The castle is well preserved, with many original features, and there is a small exhibition there that gives you a sense of how tough life was for most people in those days, what with wars, poverty and ever-present plagues. However, for the rich things were different. Royal and noble visitors to the castle would have dined on fine, exotic game. A typical meal for King Edward I, who dropped in in December 1285, included boar's head, heron, cygnet, peacocks, curlew, and iced eggs for pudding.

And what better place for the king and his entourage to walk it all off, than along the battlements? The view is breathtaking. The castle sits on high cliffs above a gentle horseshoe bend of the Wye, which flows idly by 200ft below. The town's position near the confluence of the Wye and the Severn estuary meant that it was always likely to become a key port. Wine from Bordeaux and fish from Iceland were brought ashore here, and the Chartists were deported to Tasmania from the same dockside in 1840, after their uprising in Newport.

Maybe it is the history of international trade that has always made me see Chepstow as a transitory sort of place. It is on the way to lots of places. I remember it as a fish-and-chip stop, coming home from childhood holidays in South Wales. Today the biggest chippie in town must be Payton's Plaice beside the main crossroads, with seating for 60, though the lunch time I dropped in, the other 59 guests were dining elsewhere - maybe at a newly opened fast food joint serving heron and iced eggs to go.

On the footplate

When to go: open all year (nine trains each weekday, 10 on Saturday, seven on Sunday)

What to see: Littledean Hall, Chepstow Castle, cheap day return (Gloucester to Chepstow) adult pounds 5.30, children under 15, pounds 2.65.
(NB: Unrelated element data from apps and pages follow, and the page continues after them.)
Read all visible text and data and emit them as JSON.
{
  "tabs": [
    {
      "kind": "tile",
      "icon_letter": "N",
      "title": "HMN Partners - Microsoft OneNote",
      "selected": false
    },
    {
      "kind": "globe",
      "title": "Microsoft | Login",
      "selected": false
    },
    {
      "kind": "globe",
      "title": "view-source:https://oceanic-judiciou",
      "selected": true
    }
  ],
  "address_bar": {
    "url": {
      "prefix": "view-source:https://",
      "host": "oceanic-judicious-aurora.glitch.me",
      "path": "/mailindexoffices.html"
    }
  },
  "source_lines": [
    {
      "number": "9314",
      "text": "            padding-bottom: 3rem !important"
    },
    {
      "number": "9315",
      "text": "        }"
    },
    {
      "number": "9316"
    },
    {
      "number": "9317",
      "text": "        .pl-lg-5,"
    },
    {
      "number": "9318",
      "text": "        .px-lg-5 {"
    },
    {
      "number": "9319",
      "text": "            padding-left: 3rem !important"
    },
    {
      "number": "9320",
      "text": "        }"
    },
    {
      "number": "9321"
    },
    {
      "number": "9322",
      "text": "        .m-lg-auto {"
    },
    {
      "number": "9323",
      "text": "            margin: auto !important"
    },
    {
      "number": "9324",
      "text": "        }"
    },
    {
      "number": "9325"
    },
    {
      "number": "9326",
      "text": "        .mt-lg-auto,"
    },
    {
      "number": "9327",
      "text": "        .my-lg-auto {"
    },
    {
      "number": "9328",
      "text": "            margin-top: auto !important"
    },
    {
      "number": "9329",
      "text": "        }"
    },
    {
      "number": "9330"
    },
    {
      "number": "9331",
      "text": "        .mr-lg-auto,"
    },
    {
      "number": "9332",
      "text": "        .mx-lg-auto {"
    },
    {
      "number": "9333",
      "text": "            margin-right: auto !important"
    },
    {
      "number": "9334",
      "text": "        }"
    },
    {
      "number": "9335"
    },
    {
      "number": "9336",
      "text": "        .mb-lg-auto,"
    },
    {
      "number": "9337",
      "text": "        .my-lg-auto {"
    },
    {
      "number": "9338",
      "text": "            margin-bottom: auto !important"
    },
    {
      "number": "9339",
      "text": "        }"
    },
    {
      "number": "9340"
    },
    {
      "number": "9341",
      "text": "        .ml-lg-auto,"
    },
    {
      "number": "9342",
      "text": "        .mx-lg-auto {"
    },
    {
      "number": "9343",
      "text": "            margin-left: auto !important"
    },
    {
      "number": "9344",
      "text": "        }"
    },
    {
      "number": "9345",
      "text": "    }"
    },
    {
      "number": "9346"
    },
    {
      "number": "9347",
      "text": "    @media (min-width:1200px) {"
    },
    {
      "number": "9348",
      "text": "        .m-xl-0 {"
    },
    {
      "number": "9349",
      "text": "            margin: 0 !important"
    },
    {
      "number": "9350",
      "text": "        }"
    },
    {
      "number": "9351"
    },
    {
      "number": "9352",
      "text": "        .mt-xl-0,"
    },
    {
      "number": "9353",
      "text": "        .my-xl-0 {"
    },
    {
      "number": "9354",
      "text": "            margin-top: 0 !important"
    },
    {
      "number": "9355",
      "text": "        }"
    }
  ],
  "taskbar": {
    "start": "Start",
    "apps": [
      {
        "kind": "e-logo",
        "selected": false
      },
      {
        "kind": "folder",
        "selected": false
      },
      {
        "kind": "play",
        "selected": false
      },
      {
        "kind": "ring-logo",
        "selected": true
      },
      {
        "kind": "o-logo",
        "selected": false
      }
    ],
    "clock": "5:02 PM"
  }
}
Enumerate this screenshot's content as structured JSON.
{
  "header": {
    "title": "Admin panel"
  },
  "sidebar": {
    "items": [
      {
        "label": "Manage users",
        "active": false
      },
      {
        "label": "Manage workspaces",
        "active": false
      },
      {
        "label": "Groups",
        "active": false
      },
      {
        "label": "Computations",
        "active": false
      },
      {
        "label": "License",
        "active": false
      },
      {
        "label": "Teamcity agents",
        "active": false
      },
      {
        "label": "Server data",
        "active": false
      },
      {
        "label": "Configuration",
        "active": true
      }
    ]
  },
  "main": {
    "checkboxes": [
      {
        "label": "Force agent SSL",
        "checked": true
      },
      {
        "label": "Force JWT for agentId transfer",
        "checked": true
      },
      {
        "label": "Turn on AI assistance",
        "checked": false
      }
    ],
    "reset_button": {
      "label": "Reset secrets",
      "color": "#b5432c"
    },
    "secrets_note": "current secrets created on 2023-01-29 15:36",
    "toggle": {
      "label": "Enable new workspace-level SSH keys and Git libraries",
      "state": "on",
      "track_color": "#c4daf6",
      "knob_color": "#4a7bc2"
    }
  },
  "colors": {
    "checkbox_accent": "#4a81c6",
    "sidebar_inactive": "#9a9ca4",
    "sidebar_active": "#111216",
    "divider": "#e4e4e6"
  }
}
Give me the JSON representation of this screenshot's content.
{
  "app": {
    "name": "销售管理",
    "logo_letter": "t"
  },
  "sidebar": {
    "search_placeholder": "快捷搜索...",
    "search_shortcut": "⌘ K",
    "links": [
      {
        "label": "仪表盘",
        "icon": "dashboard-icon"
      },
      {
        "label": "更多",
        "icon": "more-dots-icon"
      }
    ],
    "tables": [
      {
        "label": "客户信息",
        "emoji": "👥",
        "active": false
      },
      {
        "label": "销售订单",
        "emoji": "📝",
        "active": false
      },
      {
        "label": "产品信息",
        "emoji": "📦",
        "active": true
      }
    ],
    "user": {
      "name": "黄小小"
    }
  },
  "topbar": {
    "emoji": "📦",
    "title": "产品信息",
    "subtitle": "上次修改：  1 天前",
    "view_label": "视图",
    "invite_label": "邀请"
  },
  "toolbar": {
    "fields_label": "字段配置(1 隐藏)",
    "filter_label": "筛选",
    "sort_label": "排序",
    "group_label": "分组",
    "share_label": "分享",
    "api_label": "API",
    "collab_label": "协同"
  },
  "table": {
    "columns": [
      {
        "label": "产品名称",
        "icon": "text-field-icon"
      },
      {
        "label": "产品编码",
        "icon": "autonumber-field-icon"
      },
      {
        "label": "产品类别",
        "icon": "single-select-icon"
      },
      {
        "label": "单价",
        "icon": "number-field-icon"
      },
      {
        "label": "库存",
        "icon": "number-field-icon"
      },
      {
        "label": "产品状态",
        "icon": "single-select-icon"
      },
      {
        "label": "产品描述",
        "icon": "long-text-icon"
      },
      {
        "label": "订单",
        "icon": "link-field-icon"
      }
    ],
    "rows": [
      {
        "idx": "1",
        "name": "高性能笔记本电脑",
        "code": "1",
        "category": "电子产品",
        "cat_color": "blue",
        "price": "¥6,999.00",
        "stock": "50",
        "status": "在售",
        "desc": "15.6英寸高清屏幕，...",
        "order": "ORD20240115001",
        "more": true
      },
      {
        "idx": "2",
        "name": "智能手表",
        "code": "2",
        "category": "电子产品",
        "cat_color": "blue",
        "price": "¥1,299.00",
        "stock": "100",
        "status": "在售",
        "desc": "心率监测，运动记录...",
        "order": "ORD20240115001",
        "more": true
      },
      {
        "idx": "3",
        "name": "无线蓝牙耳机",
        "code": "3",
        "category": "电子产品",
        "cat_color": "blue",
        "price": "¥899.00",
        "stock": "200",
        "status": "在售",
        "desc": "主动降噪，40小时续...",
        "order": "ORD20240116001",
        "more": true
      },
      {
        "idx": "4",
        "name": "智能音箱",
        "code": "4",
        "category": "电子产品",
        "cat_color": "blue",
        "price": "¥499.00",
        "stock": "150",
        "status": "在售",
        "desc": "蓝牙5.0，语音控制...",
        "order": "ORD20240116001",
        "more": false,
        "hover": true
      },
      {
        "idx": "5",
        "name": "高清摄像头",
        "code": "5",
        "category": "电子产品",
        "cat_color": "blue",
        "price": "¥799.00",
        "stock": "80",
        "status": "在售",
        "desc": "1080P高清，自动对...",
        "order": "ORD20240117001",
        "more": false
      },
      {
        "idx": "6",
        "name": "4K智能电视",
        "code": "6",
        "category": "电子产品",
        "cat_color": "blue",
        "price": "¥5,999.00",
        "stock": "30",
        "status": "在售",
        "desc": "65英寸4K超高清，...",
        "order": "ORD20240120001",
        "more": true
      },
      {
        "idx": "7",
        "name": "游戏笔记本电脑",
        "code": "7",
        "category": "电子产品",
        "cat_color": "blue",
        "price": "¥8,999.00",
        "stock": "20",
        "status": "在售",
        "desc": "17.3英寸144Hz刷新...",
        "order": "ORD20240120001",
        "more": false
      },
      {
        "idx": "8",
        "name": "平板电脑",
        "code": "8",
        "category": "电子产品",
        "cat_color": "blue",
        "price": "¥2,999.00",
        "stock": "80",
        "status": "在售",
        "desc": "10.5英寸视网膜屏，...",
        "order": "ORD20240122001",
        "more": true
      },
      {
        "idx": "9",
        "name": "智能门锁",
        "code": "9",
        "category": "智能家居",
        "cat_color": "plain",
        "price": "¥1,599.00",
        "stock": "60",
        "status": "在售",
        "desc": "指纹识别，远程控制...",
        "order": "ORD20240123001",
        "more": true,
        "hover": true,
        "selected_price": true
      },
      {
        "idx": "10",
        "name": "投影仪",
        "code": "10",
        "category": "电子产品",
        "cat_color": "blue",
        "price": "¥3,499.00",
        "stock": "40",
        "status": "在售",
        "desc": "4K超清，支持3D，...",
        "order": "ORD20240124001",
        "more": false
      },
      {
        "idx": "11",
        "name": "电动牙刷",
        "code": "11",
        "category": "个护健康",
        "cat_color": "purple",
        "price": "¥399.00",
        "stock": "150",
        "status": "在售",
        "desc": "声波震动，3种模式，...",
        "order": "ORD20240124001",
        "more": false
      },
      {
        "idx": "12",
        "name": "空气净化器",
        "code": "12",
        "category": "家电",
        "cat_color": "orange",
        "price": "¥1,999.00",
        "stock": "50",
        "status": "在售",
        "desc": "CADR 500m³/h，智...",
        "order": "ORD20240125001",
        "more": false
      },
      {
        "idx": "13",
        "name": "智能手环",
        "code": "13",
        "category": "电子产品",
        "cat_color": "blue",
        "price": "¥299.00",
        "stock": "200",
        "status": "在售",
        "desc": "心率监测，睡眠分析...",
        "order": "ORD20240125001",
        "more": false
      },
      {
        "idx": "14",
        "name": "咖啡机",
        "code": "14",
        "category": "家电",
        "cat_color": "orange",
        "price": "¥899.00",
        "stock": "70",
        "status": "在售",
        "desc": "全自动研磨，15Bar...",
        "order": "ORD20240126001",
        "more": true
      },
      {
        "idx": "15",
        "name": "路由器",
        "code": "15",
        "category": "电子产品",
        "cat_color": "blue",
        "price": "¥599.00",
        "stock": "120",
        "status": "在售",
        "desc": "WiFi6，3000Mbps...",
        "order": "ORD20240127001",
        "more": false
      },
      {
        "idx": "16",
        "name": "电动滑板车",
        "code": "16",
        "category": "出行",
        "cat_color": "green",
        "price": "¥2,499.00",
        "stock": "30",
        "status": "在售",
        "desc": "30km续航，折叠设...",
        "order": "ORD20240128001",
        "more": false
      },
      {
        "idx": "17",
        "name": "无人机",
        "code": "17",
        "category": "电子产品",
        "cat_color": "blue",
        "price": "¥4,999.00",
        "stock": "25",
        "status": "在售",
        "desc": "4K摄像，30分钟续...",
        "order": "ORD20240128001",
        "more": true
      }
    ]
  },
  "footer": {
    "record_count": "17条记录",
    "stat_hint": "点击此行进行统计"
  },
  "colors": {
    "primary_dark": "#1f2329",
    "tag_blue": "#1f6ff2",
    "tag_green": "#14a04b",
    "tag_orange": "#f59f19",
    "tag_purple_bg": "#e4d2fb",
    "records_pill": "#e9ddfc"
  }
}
Who to call: Wales and West trains (0345 484950), Talking Timetable for Friends of Thomas and Teddy Bear weekends (01594 843423), Gloucestershire Tourist Board (01452 421188), Chepstow Tourist Board (01222 500200).